### PROBLEM TO SOLVE
Lines that include the string "JSON" are the ones to copy from the entries below.

── PROVIDED MATERIAL

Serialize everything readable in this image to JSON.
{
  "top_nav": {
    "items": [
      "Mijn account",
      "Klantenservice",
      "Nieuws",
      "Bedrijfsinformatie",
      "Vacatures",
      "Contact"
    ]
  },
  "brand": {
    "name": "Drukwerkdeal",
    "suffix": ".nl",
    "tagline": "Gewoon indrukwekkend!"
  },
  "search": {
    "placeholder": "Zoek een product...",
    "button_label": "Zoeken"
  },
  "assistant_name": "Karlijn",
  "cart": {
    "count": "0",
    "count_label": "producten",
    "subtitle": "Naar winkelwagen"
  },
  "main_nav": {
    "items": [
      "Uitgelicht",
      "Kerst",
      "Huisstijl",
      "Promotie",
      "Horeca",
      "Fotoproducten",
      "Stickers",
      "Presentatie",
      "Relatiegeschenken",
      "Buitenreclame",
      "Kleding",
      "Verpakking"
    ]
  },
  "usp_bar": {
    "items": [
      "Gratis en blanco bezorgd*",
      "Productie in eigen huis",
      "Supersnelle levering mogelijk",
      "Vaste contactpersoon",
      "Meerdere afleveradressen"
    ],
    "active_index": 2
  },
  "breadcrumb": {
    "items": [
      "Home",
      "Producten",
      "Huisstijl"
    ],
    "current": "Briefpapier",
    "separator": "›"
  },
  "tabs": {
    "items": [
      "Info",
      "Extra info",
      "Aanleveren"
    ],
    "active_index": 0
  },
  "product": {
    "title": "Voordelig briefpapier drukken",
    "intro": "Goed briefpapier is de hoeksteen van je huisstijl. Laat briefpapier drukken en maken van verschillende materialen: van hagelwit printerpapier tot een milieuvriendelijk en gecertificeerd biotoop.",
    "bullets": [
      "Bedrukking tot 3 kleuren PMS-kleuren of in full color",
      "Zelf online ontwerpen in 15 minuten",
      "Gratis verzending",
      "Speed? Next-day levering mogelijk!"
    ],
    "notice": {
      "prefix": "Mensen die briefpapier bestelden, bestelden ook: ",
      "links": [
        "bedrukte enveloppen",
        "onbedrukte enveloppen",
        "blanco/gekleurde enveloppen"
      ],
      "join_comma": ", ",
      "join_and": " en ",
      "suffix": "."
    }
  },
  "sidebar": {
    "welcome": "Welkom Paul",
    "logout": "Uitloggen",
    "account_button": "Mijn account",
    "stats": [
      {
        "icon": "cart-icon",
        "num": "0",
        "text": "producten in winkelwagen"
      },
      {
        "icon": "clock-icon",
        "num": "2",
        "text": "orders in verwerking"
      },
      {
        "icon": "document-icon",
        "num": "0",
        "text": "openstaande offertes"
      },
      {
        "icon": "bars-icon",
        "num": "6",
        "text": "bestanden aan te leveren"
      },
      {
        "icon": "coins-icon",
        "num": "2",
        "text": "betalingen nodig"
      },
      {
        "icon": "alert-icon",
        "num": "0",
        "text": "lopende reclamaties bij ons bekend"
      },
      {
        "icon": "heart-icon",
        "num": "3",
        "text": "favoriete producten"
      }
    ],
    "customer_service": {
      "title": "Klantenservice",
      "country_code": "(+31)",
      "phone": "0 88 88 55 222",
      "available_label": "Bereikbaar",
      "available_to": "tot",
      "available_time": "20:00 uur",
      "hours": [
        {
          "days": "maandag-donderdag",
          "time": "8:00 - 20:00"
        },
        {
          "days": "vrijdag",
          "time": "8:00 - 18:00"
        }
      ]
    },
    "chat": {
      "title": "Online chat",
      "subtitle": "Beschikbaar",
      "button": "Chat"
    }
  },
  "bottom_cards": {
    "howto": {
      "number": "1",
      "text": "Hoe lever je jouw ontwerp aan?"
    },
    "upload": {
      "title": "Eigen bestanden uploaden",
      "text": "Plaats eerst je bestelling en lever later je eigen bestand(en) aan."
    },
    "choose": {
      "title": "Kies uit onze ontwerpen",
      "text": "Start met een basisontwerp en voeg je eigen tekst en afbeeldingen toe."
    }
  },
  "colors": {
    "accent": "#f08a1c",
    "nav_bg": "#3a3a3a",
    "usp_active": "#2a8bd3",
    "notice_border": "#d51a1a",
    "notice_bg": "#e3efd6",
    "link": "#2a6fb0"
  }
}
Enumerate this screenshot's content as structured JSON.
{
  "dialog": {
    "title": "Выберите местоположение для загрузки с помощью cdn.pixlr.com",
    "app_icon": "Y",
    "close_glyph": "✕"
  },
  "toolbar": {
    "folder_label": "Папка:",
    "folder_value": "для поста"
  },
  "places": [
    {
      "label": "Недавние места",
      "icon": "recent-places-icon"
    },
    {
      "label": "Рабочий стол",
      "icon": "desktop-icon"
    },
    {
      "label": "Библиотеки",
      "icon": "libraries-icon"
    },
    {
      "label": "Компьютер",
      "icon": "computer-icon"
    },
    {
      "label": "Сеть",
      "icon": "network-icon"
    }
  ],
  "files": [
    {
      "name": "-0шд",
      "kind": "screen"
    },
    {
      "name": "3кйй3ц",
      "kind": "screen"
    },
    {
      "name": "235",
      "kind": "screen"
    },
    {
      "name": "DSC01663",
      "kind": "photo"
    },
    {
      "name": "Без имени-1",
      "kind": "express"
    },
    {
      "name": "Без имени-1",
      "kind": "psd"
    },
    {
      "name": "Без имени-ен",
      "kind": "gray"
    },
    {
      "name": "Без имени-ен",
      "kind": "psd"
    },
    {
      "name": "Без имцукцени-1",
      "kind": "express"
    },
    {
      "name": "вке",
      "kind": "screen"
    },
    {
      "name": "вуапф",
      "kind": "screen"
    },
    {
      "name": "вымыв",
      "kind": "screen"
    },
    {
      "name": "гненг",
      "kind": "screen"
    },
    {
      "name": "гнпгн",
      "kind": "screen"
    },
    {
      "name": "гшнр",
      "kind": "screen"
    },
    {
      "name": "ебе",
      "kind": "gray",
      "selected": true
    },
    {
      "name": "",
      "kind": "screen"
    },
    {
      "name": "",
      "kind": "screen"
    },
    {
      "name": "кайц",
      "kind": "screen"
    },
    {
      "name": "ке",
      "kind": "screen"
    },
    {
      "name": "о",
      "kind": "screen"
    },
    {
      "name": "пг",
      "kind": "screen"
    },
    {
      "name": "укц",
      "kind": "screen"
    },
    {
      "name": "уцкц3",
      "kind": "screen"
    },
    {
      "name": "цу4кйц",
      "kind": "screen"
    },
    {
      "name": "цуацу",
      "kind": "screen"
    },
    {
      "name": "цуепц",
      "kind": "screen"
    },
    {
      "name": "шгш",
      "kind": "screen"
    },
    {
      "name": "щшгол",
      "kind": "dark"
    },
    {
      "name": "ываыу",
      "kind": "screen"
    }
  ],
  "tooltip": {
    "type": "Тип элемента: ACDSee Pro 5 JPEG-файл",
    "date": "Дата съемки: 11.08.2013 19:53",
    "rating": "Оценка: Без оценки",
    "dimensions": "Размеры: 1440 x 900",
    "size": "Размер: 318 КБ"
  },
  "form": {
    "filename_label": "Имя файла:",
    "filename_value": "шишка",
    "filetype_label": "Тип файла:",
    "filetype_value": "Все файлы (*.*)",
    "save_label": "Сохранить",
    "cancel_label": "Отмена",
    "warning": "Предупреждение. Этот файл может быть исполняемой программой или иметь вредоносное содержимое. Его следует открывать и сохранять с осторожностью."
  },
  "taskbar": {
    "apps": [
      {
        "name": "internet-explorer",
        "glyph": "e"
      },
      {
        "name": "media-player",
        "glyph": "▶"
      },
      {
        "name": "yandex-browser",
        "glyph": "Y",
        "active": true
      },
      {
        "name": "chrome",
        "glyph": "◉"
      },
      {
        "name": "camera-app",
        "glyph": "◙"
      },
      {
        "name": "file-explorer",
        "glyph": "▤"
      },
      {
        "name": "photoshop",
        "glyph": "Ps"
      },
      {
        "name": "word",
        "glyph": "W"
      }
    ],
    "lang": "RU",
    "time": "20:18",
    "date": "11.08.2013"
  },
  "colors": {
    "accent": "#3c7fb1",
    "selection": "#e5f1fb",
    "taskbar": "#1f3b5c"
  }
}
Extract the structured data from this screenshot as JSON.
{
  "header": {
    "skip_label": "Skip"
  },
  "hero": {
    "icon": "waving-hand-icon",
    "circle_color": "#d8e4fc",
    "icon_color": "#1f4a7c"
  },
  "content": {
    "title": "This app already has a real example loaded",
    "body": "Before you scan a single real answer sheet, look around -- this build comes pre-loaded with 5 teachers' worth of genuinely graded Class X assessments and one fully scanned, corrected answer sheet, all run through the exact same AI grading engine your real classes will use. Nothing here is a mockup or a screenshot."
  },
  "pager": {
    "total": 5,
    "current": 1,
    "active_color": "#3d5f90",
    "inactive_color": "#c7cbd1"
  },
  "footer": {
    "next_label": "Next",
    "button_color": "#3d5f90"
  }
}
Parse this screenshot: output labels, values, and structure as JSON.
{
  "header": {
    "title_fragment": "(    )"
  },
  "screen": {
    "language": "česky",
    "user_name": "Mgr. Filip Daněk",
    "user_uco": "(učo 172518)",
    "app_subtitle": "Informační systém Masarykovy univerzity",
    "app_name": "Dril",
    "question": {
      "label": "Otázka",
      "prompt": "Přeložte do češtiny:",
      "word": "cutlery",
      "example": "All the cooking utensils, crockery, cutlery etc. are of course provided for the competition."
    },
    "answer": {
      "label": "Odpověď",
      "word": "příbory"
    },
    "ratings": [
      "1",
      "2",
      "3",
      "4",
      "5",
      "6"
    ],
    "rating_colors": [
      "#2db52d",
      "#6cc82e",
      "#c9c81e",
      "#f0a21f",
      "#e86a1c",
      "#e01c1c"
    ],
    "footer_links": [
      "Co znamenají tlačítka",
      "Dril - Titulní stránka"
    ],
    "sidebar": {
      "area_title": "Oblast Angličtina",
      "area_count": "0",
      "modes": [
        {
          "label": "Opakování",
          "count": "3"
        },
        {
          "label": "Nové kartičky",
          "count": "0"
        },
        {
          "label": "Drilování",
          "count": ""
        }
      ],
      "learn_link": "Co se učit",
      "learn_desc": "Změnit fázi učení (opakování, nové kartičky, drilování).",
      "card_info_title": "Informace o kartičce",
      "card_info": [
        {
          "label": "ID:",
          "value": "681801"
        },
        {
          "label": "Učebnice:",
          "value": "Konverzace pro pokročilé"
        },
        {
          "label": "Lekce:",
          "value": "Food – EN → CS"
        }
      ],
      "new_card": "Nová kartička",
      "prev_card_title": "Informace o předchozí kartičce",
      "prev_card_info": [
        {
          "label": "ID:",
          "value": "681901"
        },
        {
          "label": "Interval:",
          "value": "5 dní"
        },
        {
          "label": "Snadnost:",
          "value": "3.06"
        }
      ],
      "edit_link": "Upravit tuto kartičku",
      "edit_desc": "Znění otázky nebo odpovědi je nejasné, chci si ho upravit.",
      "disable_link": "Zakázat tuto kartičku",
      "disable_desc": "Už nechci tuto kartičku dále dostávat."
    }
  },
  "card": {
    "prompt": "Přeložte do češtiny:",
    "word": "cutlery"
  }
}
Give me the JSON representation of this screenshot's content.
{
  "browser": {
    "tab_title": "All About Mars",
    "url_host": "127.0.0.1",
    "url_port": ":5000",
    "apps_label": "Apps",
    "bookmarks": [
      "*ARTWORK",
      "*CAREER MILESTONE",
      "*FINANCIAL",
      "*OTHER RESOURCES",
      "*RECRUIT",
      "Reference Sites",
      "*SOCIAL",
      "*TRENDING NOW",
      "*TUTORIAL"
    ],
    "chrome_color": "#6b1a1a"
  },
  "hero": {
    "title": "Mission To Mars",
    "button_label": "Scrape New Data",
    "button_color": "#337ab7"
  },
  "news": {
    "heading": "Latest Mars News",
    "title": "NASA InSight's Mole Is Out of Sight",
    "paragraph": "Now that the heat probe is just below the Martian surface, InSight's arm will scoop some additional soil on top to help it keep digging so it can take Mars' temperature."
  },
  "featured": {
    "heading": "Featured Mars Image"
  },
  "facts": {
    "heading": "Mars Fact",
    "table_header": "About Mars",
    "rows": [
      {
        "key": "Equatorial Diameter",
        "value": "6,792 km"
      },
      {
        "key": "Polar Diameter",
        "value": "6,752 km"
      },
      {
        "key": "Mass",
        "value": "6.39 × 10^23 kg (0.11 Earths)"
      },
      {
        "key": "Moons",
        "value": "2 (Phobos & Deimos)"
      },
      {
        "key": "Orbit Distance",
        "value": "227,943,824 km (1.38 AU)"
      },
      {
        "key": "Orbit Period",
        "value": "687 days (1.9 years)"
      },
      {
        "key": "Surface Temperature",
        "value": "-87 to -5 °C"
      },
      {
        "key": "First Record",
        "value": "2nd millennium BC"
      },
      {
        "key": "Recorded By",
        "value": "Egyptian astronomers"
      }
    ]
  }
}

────

### SOLUTION
Serialize everything readable in this image to JSON.
Enumerate this screenshot's content as structured JSON.
Extract the structured data from this screenshot as JSON.
Parse this screenshot: output labels, values, and structure as JSON.
Give me the JSON representation of this screenshot's content.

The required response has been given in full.